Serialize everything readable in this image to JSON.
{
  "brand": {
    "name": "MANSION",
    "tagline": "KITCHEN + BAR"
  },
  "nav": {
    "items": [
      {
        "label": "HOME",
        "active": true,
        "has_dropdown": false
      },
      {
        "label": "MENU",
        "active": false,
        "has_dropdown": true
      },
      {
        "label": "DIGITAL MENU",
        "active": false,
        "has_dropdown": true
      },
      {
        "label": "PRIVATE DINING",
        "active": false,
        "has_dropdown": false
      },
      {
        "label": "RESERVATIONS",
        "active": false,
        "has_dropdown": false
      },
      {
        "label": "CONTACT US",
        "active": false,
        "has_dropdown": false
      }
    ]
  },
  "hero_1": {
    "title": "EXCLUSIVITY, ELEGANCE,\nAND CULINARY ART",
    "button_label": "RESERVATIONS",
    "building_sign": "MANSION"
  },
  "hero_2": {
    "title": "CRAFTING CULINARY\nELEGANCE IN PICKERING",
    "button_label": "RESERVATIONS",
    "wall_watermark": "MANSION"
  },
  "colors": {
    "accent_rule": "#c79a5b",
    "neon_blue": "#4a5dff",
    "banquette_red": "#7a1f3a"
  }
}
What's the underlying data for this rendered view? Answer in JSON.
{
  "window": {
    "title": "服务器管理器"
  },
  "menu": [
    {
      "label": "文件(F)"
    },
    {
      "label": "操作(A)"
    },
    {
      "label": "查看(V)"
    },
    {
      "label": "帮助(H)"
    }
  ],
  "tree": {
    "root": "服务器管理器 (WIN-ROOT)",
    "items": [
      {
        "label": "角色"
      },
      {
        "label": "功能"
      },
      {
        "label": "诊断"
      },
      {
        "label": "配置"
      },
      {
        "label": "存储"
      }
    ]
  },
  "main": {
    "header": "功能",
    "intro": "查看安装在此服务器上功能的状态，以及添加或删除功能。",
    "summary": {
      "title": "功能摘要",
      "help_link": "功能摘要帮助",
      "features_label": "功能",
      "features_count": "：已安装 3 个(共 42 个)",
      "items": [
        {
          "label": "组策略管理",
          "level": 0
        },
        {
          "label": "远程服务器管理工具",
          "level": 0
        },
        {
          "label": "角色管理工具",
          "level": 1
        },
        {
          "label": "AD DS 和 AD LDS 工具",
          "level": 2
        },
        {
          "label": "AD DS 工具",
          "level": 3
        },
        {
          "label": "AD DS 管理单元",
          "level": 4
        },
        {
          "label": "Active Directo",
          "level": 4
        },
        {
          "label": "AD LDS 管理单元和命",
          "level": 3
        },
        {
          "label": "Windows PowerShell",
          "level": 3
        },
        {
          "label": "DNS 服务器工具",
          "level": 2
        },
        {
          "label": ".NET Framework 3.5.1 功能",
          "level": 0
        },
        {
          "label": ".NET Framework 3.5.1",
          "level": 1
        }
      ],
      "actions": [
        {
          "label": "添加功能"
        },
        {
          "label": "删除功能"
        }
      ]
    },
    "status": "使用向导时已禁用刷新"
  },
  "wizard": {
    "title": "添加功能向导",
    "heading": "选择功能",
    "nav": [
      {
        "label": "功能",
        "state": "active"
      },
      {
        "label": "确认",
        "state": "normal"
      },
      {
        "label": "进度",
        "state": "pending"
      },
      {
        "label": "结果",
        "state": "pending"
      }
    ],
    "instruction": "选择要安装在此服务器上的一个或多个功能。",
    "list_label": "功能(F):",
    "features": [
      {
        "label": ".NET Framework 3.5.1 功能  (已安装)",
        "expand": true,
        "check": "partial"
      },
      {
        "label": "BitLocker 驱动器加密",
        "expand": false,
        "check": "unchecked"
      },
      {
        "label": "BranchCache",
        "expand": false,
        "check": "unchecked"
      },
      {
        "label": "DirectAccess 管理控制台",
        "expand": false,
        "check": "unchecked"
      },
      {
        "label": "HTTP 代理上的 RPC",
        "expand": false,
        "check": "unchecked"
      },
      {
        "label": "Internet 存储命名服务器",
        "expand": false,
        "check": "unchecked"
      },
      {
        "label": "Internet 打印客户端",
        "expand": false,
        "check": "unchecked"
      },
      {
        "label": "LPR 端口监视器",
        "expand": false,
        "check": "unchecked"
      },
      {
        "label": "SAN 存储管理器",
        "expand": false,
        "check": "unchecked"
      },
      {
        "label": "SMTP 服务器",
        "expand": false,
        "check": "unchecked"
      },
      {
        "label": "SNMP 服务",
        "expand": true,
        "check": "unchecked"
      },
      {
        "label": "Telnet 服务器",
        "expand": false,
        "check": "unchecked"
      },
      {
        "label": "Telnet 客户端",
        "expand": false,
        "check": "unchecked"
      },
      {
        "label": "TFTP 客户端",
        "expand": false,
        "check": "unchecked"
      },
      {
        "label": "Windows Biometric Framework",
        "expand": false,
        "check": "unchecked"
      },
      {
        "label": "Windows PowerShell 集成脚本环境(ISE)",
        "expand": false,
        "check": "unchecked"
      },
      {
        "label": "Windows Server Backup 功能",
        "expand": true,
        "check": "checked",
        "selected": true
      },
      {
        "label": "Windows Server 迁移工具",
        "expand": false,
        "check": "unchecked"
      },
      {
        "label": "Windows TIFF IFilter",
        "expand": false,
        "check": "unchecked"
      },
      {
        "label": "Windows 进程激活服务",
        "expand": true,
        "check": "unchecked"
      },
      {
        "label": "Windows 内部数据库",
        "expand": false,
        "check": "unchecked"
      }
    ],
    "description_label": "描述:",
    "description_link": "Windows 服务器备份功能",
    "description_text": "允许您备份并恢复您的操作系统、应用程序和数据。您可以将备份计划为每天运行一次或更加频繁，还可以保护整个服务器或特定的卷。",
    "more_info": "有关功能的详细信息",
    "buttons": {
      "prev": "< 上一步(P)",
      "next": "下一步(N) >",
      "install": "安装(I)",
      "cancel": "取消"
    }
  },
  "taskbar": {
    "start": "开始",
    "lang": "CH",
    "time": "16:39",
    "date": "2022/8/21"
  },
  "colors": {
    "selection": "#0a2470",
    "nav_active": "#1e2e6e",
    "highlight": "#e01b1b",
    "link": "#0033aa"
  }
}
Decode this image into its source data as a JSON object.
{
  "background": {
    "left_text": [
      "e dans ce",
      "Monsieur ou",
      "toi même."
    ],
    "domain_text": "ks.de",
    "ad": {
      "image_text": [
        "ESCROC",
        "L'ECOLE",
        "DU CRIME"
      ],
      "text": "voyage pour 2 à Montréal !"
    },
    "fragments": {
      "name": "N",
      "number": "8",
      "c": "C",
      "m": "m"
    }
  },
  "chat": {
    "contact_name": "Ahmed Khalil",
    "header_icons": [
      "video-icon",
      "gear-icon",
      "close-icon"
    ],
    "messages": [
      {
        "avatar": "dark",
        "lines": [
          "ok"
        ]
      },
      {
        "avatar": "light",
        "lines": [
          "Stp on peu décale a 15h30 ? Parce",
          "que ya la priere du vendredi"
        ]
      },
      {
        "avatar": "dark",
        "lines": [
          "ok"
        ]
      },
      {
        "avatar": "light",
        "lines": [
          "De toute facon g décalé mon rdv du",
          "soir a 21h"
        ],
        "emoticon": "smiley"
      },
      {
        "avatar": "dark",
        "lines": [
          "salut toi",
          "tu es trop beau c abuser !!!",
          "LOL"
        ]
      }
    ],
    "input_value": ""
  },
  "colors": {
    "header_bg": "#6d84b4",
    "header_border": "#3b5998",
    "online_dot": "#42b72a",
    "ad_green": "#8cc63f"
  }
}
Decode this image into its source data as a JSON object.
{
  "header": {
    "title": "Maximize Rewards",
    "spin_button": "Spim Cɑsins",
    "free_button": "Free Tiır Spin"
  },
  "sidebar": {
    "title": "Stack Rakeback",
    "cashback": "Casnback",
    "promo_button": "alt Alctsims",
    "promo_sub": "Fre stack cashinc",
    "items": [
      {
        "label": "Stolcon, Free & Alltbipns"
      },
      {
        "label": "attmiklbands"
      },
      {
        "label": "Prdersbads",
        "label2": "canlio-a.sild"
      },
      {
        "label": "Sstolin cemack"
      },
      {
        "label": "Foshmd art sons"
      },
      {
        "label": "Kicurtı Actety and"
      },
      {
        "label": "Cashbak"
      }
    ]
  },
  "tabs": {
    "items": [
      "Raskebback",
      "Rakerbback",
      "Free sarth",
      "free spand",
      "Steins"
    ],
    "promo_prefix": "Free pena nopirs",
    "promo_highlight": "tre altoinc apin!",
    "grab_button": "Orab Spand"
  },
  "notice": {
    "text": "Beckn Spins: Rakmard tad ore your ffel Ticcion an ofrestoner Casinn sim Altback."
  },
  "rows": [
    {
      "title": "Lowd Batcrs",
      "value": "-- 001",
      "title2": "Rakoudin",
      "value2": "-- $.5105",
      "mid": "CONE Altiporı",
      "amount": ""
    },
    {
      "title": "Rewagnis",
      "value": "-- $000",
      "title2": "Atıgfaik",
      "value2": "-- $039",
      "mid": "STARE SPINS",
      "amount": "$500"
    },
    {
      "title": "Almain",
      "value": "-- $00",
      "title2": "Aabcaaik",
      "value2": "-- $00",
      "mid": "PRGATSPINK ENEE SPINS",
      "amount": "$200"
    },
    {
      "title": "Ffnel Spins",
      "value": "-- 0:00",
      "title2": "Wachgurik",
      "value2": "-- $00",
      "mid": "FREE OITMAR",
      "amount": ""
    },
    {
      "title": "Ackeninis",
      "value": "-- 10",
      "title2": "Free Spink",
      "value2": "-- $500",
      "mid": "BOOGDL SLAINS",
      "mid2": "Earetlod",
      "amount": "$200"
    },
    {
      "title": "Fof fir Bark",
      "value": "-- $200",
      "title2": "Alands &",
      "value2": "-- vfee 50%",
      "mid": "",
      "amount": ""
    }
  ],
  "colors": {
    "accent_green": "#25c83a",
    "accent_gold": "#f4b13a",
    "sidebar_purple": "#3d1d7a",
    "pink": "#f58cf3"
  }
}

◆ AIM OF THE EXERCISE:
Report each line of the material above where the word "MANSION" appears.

◆ ANSWER TO THIS EXERCISE:
    "name": "MANSION",
    "building_sign": "MANSION"
    "wall_watermark": "MANSION"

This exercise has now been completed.